And so Tom began, slowly but systematically, to tear down Terry’s affection. He planned bis campaign well and opened it well and it proceeded well, except that it had about as much chance with Terry as raindrops have with the Rock of Gibraltar. That is, until after the first night Terry called on Betty.

For Betty had a decided antipathy to prizefighters. It was a disgrace to enter the ring half naked before several thousand roughnecks, and she would be displeased very much if Terry persisted in his intention to continue in the game. And so a heart-broken young man parted company with his young lady friend early that evening. Forever.

Tom was overjoyed at first, but he soon became aware that the Dutchman must he fought the next night, and that if Terry continued to sulk as he was doing that morning he couldn’t beat a Chinaman.
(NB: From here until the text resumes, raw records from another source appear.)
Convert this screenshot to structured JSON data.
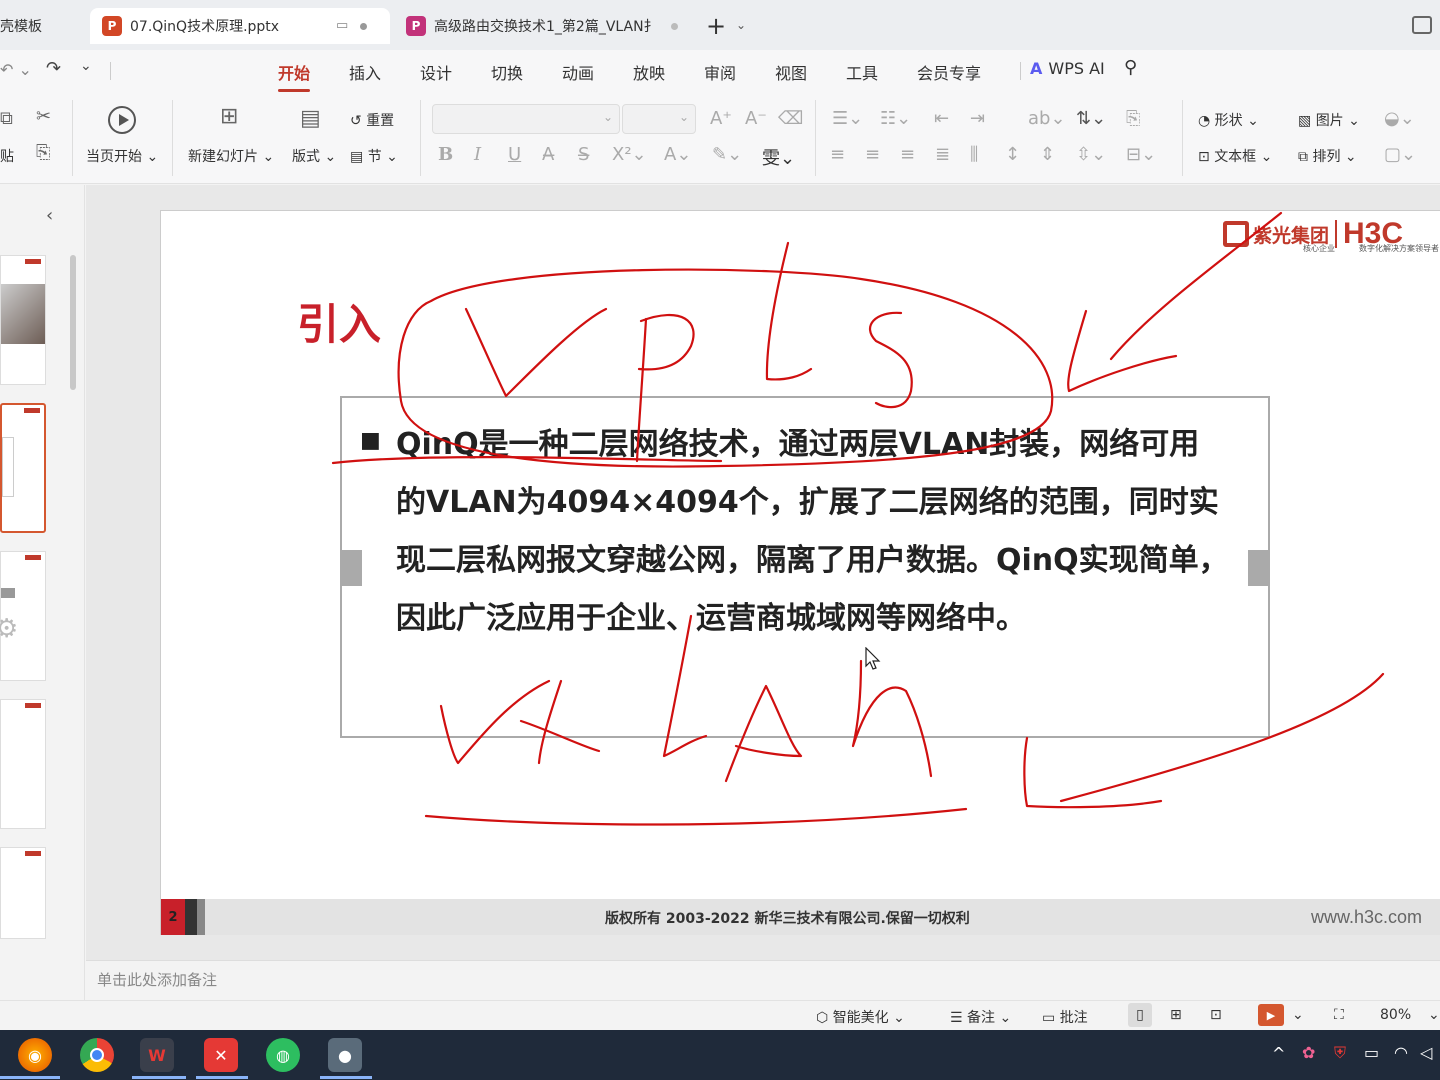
{
  "tabs": [
    {
      "label": "壳模板",
      "active": false
    },
    {
      "label": "07.QinQ技术原理.pptx",
      "active": true,
      "icon": "P"
    },
    {
      "label": "高级路由交换技术1_第2篇_VLAN扌",
      "active": false,
      "icon": "P"
    }
  ],
  "menu": [
    "开始",
    "插入",
    "设计",
    "切换",
    "动画",
    "放映",
    "审阅",
    "视图",
    "工具",
    "会员专享"
  ],
  "wps_ai": "WPS AI",
  "ribbon": {
    "paste": "贴",
    "from_current": "当页开始",
    "new_slide": "新建幻灯片",
    "layout": "版式",
    "reset": "重置",
    "section": "节",
    "shape": "形状",
    "picture": "图片",
    "textbox": "文本框",
    "arrange": "排列"
  },
  "slide": {
    "logo_cn": "紫光集团",
    "logo_en": "H3C",
    "logo_sub1": "核心企业",
    "logo_sub2": "数字化解决方案领导者",
    "title": "引入",
    "bullet": "■",
    "lines": [
      "QinQ是一种二层网络技术，通过两层VLAN封装，网络可用",
      "的VLAN为4094×4094个，扩展了二层网络的范围，同时实",
      "现二层私网报文穿越公网，隔离了用户数据。QinQ实现简单，",
      "因此广泛应用于企业、运营商城域网等网络中。"
    ],
    "footer_copyright": "版权所有 2003-2022 新华三技术有限公司.保留一切权利",
    "footer_url": "www.h3c.com",
    "page_number": "2"
  },
  "notes_placeholder": "单击此处添加备注",
  "status": {
    "beautify": "智能美化",
    "notes": "备注",
    "comment": "批注",
    "zoom": "80%"
  },
  "colors": {
    "accent": "#c0392b",
    "ink": "#d01010"
  }
}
Besides which, a fighter who is tired of life is at any time quite likely to become irresponsible, and make himself exceptionally scarce, which in Terry’s case would leave Tom not only minus one-half of a four thousand dollar purse, but also lacking a twenty-five hundred dollar forfeit.

So Tom was again overjoyed when Terry called up the young lady at noon that day, begged her forgiveness, asked to see her again, and was allowed to consider himself engaged for the evening.

The said evening was a steady succession of arguments. There was no winner. In fact, it was a purely no-decision affair—with the result that they again parted rather bitterly. And in parting Betty laid down the ultimatum.

“You are due,” she announced as they stood at the door, “to fight tomorrow night at 8 o’clock. If you really care for me, as you say, prove it by coming here instead of to the ring at that time. Otherwise I will leave on the 8:30 steamer to accompany my father on a tour abroad.”

Terry, shivering violently, could feel the door slam shut in his face. The cold wind shook him, dazed him. It was five minutes before he turned and tottered down the street toward his rooming house.

It was not Terry’s fault that he should happen to hear Tom Mahery talking to Bill Snyder the next day. The time was 3 o’clock in the afternoon. Terry had dozed off close to a half-open door which led to Tom’s office. Inside the two were in earnest consultation. The subject changed from the next heavyweight fight to the opening of a big athletic club, and finally to fighters and their prospects.

Bill Snyder was manager of the heavyweight champion of the world. He was known to be the greatest judge of prizefighters in the game. And it was Bill who was saying:

“This little welterweight of yours, Terry Harrison, is a prize. Where’d you pick him up?”

“Hanging around the gym—and I wouldn’t sell my half share of what he’s going to earn for a quarter million.”

“No, in less than a year he’ll be the champ. In fact, Tom, if he can heat the Dutchman tonight, let’s bring the champion here to fight him at the club.”

It was enough to stimulate any sleeping man. Terry’s ears pricked up, his eyes opened, and while they groped around in space as eyes do when a person has just awakened, they lit on a tie rack which had been sent to Tom Mahery the Christmas before. And, painted in fancy letters across the wooden surface of the rack, were Kipling’s immortal words:

“A woman is only a woman, but a good cigar is a smoke.”

That night the big clock in the Jersey Club arena read 8:31 P. M. as Terry Harrison landed the blow that knocked the Dutchman out.


Senior Poem

by Albert Morehead

If "What is success?" you or I might ask,
Would the answer we'd hear be true?
That success is the power to do the task
That God would have you do;

That success is the power to lose a fight
If your loss means your brother's gain;
That success is the strength to uphold the right
Though your own reward be pain;

That success is the will to lay down your life
To protect what is true and just;
That success is the strength to bear want and strife;
To be worthy of mankind's trust.

So that when we go into life's great game
We'll learn there's more happiness
In truth than in glory; in right than in fame;
And that honor is success.